as a theorist, physics as it is practised, and specifically precise
mensuration, is not compatible with Jahn's claims' (that is, claims
of the existence of psychokinesis).  His idea is, no doubt, that, if
mind affected matter, this would disturb the results of laboratory
experiments.  An equivalent argument could be applied to chemistry,
and would lead one to the following: 'chemistry as it is practised
rests on the principle of the invariance of atoms, and so is
incompatible with the idea that elements can be transmuted'.  The
latter conclusion is not, I suspect, one whose truth Anderson would
be as eager to assert in the columns of Physics Today as the one,
quoted above, that he did assert.

Equally suspect is Anderson's second argument designed to persuade
his readers to disregard Jahn's results, that is his reference to
the use of Bayesian statistical methods.  I am willing to accept his
claim that the use of such methods would make Jahn's numbers much
less favourable.  But unfortunately the argument stops short at that
point; Anderson does not inform us what the result would be if
Bayesian methods were applied, and especially does not tell us the
answer to the crucial question: do Jahn's results remain significant
if this analysis is done, or not?  Why this reticence?

For Anderson, and for other sceptics, belief in the paranormal is
irrational.  But very often sceptics, in their uncritical attempts
to persuade others of their point of view, fall back on inadequate
arguments themselves.  Those examined above provide clear
illustrations of this fact.

What, then, about irrationality?  Is it irrational to assert that
under special conditions psychokinesis can occur, although most of
the time it does not?  No more irrational, I think, than to assert
that while for most people walking on a tightrope across a ravine is
an impossible task, it may nevertheless be possible under
sufficiently favourable conditions (such as suitable dedication,
training and concentration); again, I suggest, no more irrational
than to assert that while an amount of uranium of mass of the order
of a kilogram generates spontaneously an amount of heat requiring
sensitive instruments to detect at all, a suitably larger amount can
generate enough energy to provide power for a large city (further,
as has been noted by one of my collaborators, social anthropologist
and parapsychologist Marilyn Schlitz of the Mind Science Foundation,
San Antonio, Texas, there exist analogies that may be more directly
relevant in the field of social systems, an example being the way
under special conditions in a society particular ideas that
individuals have may spread widely, although in the vast majority of
cases the effects of individuals' ideas remain localised close to
their source).  Finally, is it really irrational or unscientific, as
some sceptics seem to think, to suggest that a relationship may
exist between Bell's non-local connections and telepathy?
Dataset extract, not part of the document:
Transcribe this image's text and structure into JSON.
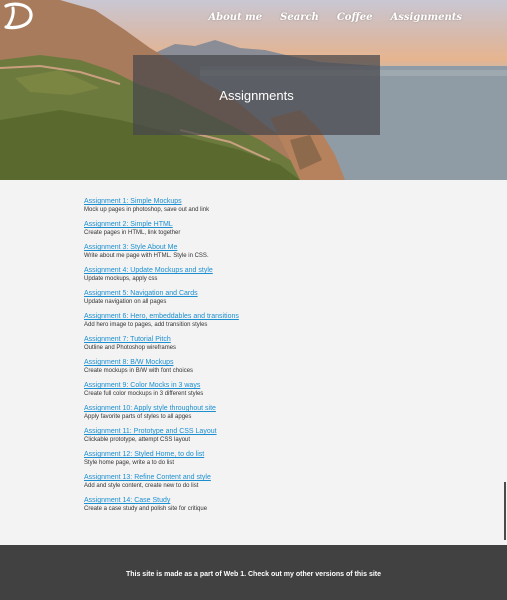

In this
regard, I wish to draw attention to the publication in a reputable
physics journal of a paper (B.D. Josephson and F. Pallikari-Viras,
Found. Phys. 21, 197-207, 1991) which gives a rational account of
how the two could be related, and of why the latter kind of coupling
should be possible in biosystems but not under the conditions of the
normal physics experiment.

I hope that some readers may by now have picked up a message that
sceptics might prefer that they did not pick up; that (i) psychic
phenomena may be both consistent with physics, and conceivable in
rational terms; and (ii), as a corollary of (i), that many of the
experiments on the paranormal may be measuring genuine phenomena,
which it should be the goal of science to try to understand.
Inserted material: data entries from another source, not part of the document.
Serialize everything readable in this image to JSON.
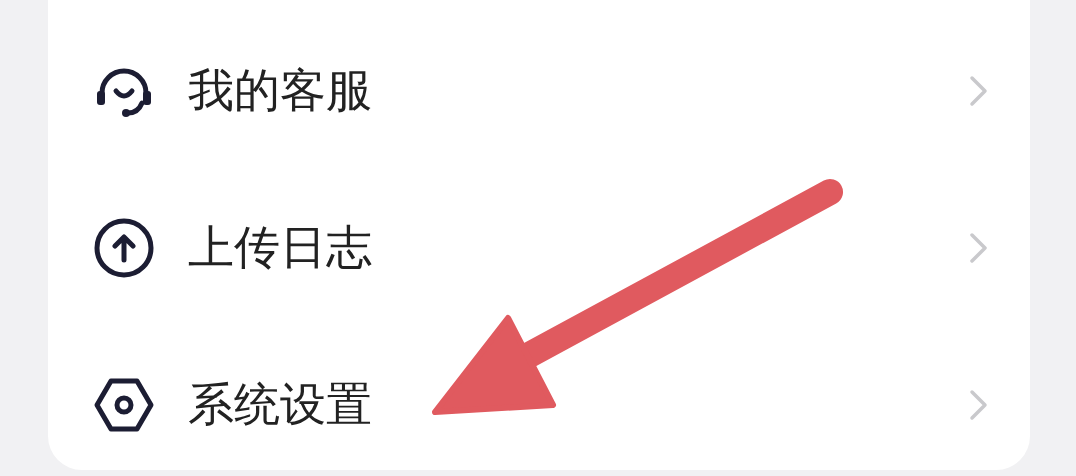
{
  "menu": [
    {
      "kind": "support",
      "label": "我的客服"
    },
    {
      "kind": "upload",
      "label": "上传日志"
    },
    {
      "kind": "settings",
      "label": "系统设置"
    }
  ]
}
Finally, I should like to recommend to readers not wanting to be
caught in a paradigm that may be outliving its relevance to our
understanding of the natural world, that they read David Bohm's
elegant discussion of his concept soma-significance (see The Search
for Meaning, ed. P. Pylkkaenen, Crucible, Wellingborough,
Northants., England, 1989, pp. 43-62).